### What the task asks
Could you return all of the records exactly, minus their images?

Saved data entries:
··········
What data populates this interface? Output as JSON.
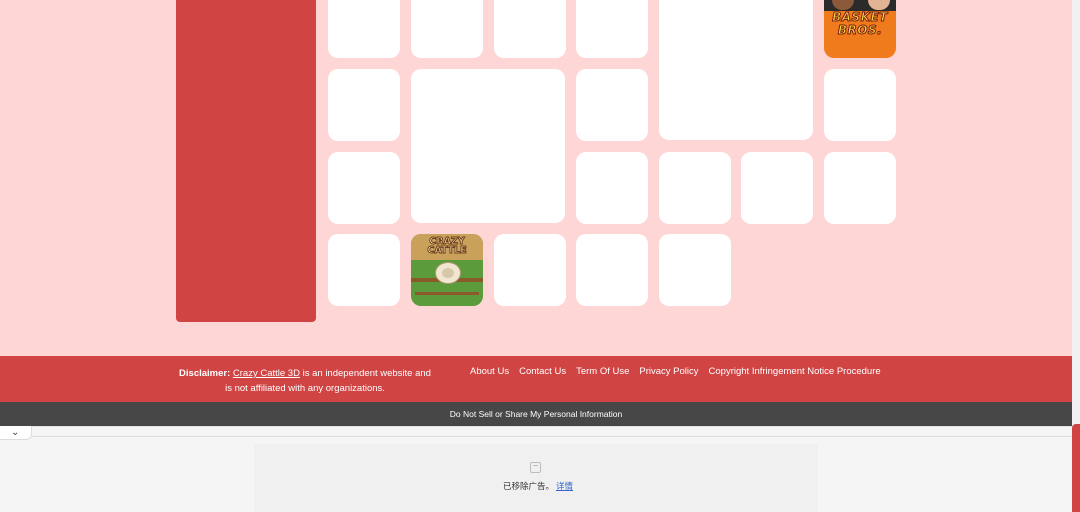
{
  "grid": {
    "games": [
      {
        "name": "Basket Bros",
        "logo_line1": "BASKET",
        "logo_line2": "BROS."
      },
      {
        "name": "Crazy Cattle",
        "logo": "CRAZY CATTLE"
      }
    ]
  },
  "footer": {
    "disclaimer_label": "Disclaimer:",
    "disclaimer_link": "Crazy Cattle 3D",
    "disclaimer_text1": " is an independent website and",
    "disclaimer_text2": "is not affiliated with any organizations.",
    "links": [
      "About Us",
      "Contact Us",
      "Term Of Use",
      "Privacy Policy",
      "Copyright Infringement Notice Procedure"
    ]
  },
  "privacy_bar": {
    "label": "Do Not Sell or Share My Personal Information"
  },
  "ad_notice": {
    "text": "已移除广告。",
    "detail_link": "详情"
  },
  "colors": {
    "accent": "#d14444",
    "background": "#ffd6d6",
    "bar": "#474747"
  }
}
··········
### Result for this task
What data populates this interface? Output as JSON.
{
  "grid": {
    "games": [
      {
        "name": "Basket Bros",
        "logo_line1": "BASKET",
        "logo_line2": "BROS."
      },
      {
        "name": "Crazy Cattle",
        "logo": "CRAZY CATTLE"
      }
    ]
  },
  "footer": {
    "disclaimer_label": "Disclaimer:",
    "disclaimer_link": "Crazy Cattle 3D",
    "disclaimer_text1": " is an independent website and",
    "disclaimer_text2": "is not affiliated with any organizations.",
    "links": [
      "About Us",
      "Contact Us",
      "Term Of Use",
      "Privacy Policy",
      "Copyright Infringement Notice Procedure"
    ]
  },
  "privacy_bar": {
    "label": "Do Not Sell or Share My Personal Information"
  },
  "ad_notice": {
    "text": "已移除广告。",
    "detail_link": "详情"
  },
  "colors": {
    "accent": "#d14444",
    "background": "#ffd6d6",
    "bar": "#474747"
  }
}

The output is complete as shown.